(Stored items from a collection)
══════════════════════════════

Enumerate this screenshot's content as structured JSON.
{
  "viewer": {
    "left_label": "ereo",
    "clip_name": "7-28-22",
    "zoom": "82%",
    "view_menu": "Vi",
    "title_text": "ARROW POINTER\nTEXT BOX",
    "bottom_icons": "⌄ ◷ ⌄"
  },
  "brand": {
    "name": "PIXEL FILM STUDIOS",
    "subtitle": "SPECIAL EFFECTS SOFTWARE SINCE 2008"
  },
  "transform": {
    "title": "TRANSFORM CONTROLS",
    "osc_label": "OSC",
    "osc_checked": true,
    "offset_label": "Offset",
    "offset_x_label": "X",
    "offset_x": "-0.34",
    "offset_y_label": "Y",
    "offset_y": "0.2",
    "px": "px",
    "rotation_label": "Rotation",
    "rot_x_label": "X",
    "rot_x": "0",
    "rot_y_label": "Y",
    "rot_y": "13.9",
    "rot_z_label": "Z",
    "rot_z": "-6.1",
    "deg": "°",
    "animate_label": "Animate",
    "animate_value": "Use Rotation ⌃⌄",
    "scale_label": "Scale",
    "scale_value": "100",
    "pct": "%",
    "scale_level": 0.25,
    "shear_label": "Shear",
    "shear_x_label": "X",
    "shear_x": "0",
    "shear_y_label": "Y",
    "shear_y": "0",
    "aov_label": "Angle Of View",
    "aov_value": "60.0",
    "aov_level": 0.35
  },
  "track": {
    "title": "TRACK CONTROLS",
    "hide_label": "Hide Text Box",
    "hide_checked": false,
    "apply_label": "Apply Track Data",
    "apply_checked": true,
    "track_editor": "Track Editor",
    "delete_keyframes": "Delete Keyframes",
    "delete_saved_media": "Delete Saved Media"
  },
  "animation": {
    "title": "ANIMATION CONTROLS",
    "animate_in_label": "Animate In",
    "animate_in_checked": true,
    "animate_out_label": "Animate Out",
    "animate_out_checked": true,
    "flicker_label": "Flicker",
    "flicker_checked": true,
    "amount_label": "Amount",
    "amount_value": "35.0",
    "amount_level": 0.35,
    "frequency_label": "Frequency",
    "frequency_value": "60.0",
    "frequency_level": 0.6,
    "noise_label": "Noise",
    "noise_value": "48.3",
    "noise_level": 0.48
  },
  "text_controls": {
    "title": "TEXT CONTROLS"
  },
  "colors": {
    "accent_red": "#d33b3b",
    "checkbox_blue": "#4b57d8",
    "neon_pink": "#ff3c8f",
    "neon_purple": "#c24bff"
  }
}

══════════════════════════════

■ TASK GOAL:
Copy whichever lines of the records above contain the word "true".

■ WRITTEN REPLY:
    "osc_checked": true,
    "apply_checked": true,
    "animate_in_checked": true,
    "animate_out_checked": true,
    "flicker_checked": true,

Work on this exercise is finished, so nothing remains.